Home' Trinidad and Tobago Guardian : May 23rd 2016 Contents A26
body & soul
Guardian www.guardian.co.tt Monday, May 23, 2016
If you want to see the face---or the body---of the
new wave of veganism, head to the website of the
Vegan Bros. There with their tops off, smooth and
firm as tofu, are brothers Matt and Phil Letten.
They run a blog, sell an online fitness course and,
at the end of last year, signed a deal with Penguin
Random House to write a book, which the pair pre-
dict will become "the vegan bible for years to come."
They swear and they brag---they are the self-pro-
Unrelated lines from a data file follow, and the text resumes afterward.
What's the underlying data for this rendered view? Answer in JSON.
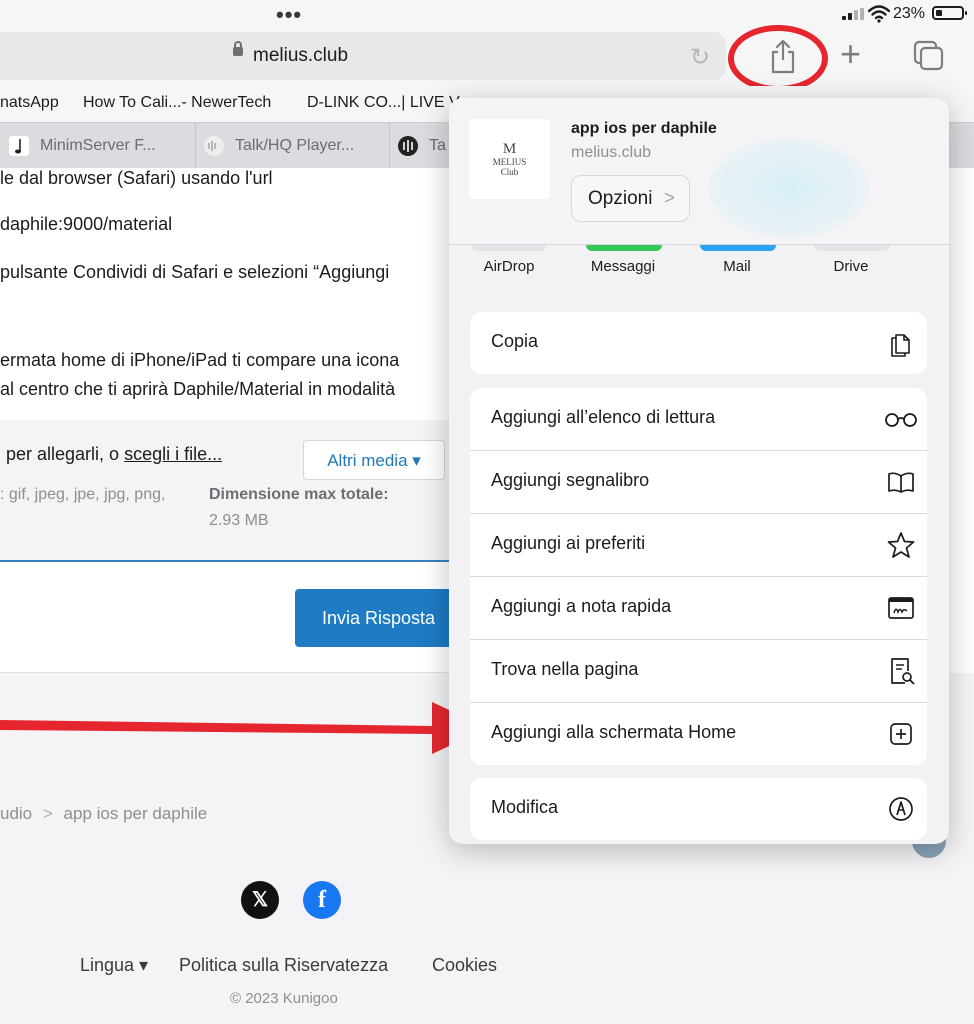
{
  "status_bar": {
    "battery_percent": "23%",
    "battery_level": 0.23
  },
  "toolbar": {
    "url": "melius.club"
  },
  "bookmarks": [
    "natsApp",
    "How To Cali...- NewerTech",
    "D-LINK CO...| LIVE V"
  ],
  "tabs": [
    {
      "label": "MinimServer F...",
      "icon": "music-note-icon"
    },
    {
      "label": "Talk/HQ Player...",
      "icon": "audio-icon"
    },
    {
      "label": "Ta",
      "icon": "audio-icon"
    }
  ],
  "page": {
    "lines": [
      "le dal browser (Safari) usando l'url",
      "daphile:9000/material",
      "pulsante Condividi di Safari e selezioni “Aggiungi",
      "ermata home di iPhone/iPad ti compare una icona",
      "al centro che ti aprirà Daphile/Material in modalità"
    ],
    "attach_text_prefix": "per allegarli, o ",
    "attach_link": "scegli i file...",
    "altri_media": "Altri media ▾",
    "types": ": gif, jpeg, jpe, jpg, png,",
    "max_label": "Dimensione max totale:",
    "max_value": "2.93 MB",
    "send_button": "Invia Risposta",
    "breadcrumb_prev": "udio",
    "breadcrumb_sep": ">",
    "breadcrumb_current": "app ios per daphile",
    "footer_links": {
      "language": "Lingua ▾",
      "privacy": "Politica sulla Riservatezza",
      "cookies": "Cookies"
    },
    "copyright": "© 2023 Kunigoo",
    "social": {
      "x": "𝕏",
      "facebook": "f"
    }
  },
  "share_sheet": {
    "title": "app ios per daphile",
    "subtitle": "melius.club",
    "thumb_logo": "M",
    "thumb_text": "MELIUS\nClub",
    "options_button": "Opzioni",
    "options_chevron": ">",
    "apps": [
      {
        "label": "AirDrop",
        "color": "#f2f2f5"
      },
      {
        "label": "Messaggi",
        "color": "#34c759"
      },
      {
        "label": "Mail",
        "color": "#2aa3f4"
      },
      {
        "label": "Drive",
        "color": "#f2f2f5"
      }
    ],
    "copy_group": [
      {
        "label": "Copia",
        "icon": "copy-icon"
      }
    ],
    "main_group": [
      {
        "label": "Aggiungi all’elenco di lettura",
        "icon": "glasses-icon"
      },
      {
        "label": "Aggiungi segnalibro",
        "icon": "book-icon"
      },
      {
        "label": "Aggiungi ai preferiti",
        "icon": "star-icon"
      },
      {
        "label": "Aggiungi a nota rapida",
        "icon": "quick-note-icon"
      },
      {
        "label": "Trova nella pagina",
        "icon": "find-in-page-icon"
      },
      {
        "label": "Aggiungi alla schermata Home",
        "icon": "add-square-icon"
      }
    ],
    "edit_group": [
      {
        "label": "Modifica",
        "icon": "markup-icon"
      }
    ]
  },
  "colors": {
    "accent_blue": "#1e7bc4",
    "highlight_red": "#e5262f",
    "messages_green": "#34c759",
    "mail_blue": "#2aa3f4"
  }
}
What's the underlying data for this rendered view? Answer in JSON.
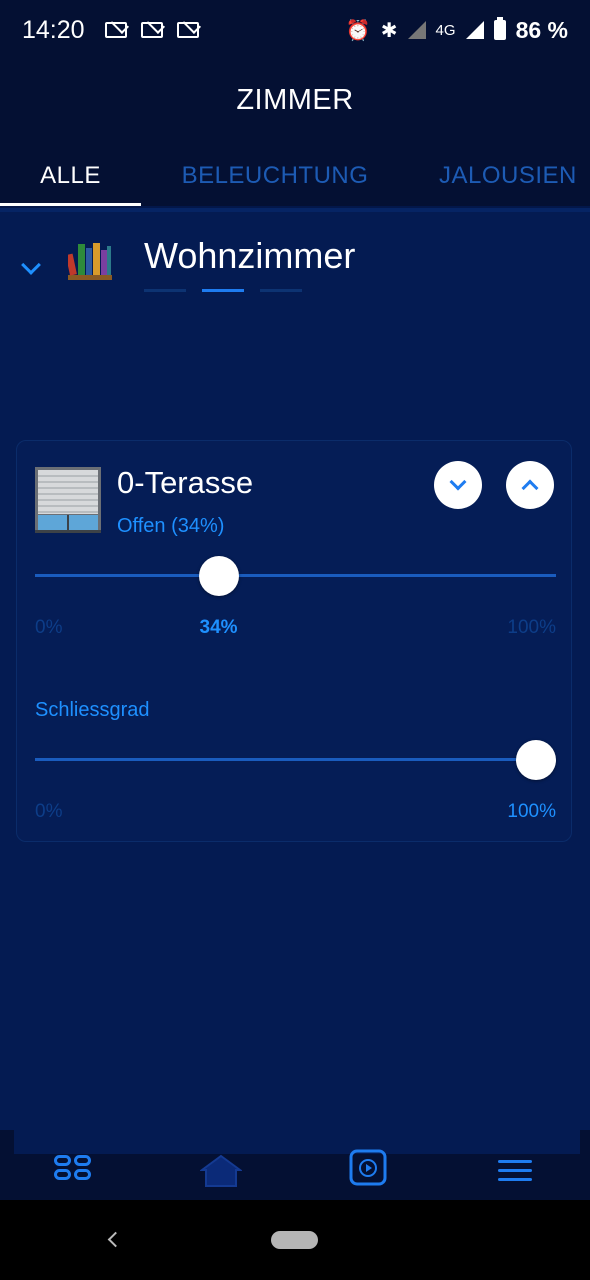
{
  "status_bar": {
    "time": "14:20",
    "notifications": [
      "mail-icon",
      "mail-icon",
      "mail-icon"
    ],
    "network": "4G",
    "battery": "86 %"
  },
  "header": {
    "title": "ZIMMER"
  },
  "tabs": [
    {
      "label": "ALLE",
      "active": true
    },
    {
      "label": "BELEUCHTUNG",
      "active": false
    },
    {
      "label": "JALOUSIEN",
      "active": false
    }
  ],
  "room": {
    "name": "Wohnzimmer",
    "page_count": 3,
    "active_page": 2,
    "icon": "books-icon"
  },
  "device": {
    "name": "0-Terasse",
    "status": "Offen (34%)",
    "icon": "shutter-icon",
    "position_slider": {
      "min_label": "0%",
      "max_label": "100%",
      "value_label": "34%",
      "value": 34
    },
    "closing_section_label": "Schliessgrad",
    "closing_slider": {
      "min_label": "0%",
      "max_label": "100%",
      "value": 100
    }
  },
  "bottom_nav": [
    "grid-icon",
    "home-icon",
    "play-icon",
    "menu-icon"
  ],
  "colors": {
    "accent": "#1e90ff",
    "background": "#041b52",
    "bar": "#041033"
  }
}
claimed leaders of an "army of fit, sexy, vegan sol-
diers." They suggest that the reason they got so
ripped was because "the animals deserved better
than a stereotypical skinny-ass vegan".
The type of person who might be attracted by the
Vegan Bros punchy, profane style won t necessarily
be won over by more academic, ethical (even sanc-
timonious) discussions about veganism.
"I was one of the people who, when somebody
talked about veganism, would start making bacon
jokes," Phil once said to a reporter over Skype. But
he changed. Phil became a vegetarian first after seeing
a video of animals at a factory farm, then went vegan
about eight years ago. Matt used to be anti-vegan
until he discovered fitness.
The brothers launched their Vegan Bros brand a
year and a half ago, and have attracted a lot of atten-
tion in the UK. "We wanted to get across the message
that vegan eating isn t some niche thing any more,"
says Phil. "We ve entered the age of the new vegan.
There used to be these stereotypes about vegans. It
was considered maybe more feminine or hippy."
Things are different today, they say---they have vegan
friends who are police officers, military personnel,
investment bankers and airline pilots. "Athletes are
becoming vegan," says Phil.
According to research by Ipsos Mori, commissioned
by the Vegan Society, there are 542,000 vegans in
Britain---the previous estimate, from 2006, was just
150,000. "This is an increase of more than 350 per
cent over the decade," says Jimmy Pierson, a
spokesman for the Vegan Society. Another estimated
500,000 vegetarians are considering going vegan.
The market in animal-free food and drink is grow-
ing---according to the research company Mintel, the
number of products launched in the UK marked
"suitable for vegans" grew by 134 per cent between
2012 and 2015. Vegan dishes used to be restricted to
wholefood cafes, but now some pubs have recently
launched vegan menus.
What is pushing the trend? Social media has helped
raise awareness of some of the atrocities of factory
farming and many people are concerned about the
environmental impact of eating meat. The global
production of meat and dairy produces more green-
house gas emissions than transport, and a recent
study found that a widespread adoption of a vegetarian
or vegan diet would dramatically cut emissions related
to agriculture and food production---by 63 per cent
if we went vegetarian, and 70 per cent if vegan.
On his podcast earlier this year, the atheist thinker
and neuroscientist Sam Harris recalled a conversation
he d had with the psychologist Paul Bloom on the
subject of what will horrify our descendants when
they look back at the 21st century.
"On both of our shortlists was the horrorshow of
factory farming," he said. "Neither of us could defend
it, both of us participated in this machinery of death,
and we both admitted that it was only because it
was out of sight and out of mind that we were able
to do so."
The implication is that anyone who believes in
reason and rationality, when faced with the evi-
dence---on animal welfare, environmental impact and
human health---should become vegan.
Fit, macho, sexy, the
reinvention of vegans
Jay Z own
shares in a
A well-planned vegan diet brings a lower
risk of obesity, heart disease, type 2 diabetes
and some cancers.
Beyoncé, who reportedly eats a mostly plant-
based diet, and husband Jay Z own shares in
a vegan delivery service.
"The image of veganism is undergoing the
most radical change...People now associate
veganism with health, fitness and wellbeing,
when the opposite was perhaps true a decade
ago." (Guardian, UK)
YOUR DAILY HEALTH
News and Advice
Links Archive May 22nd 2016 May 24th 2016 Navigation Previous Page Next Page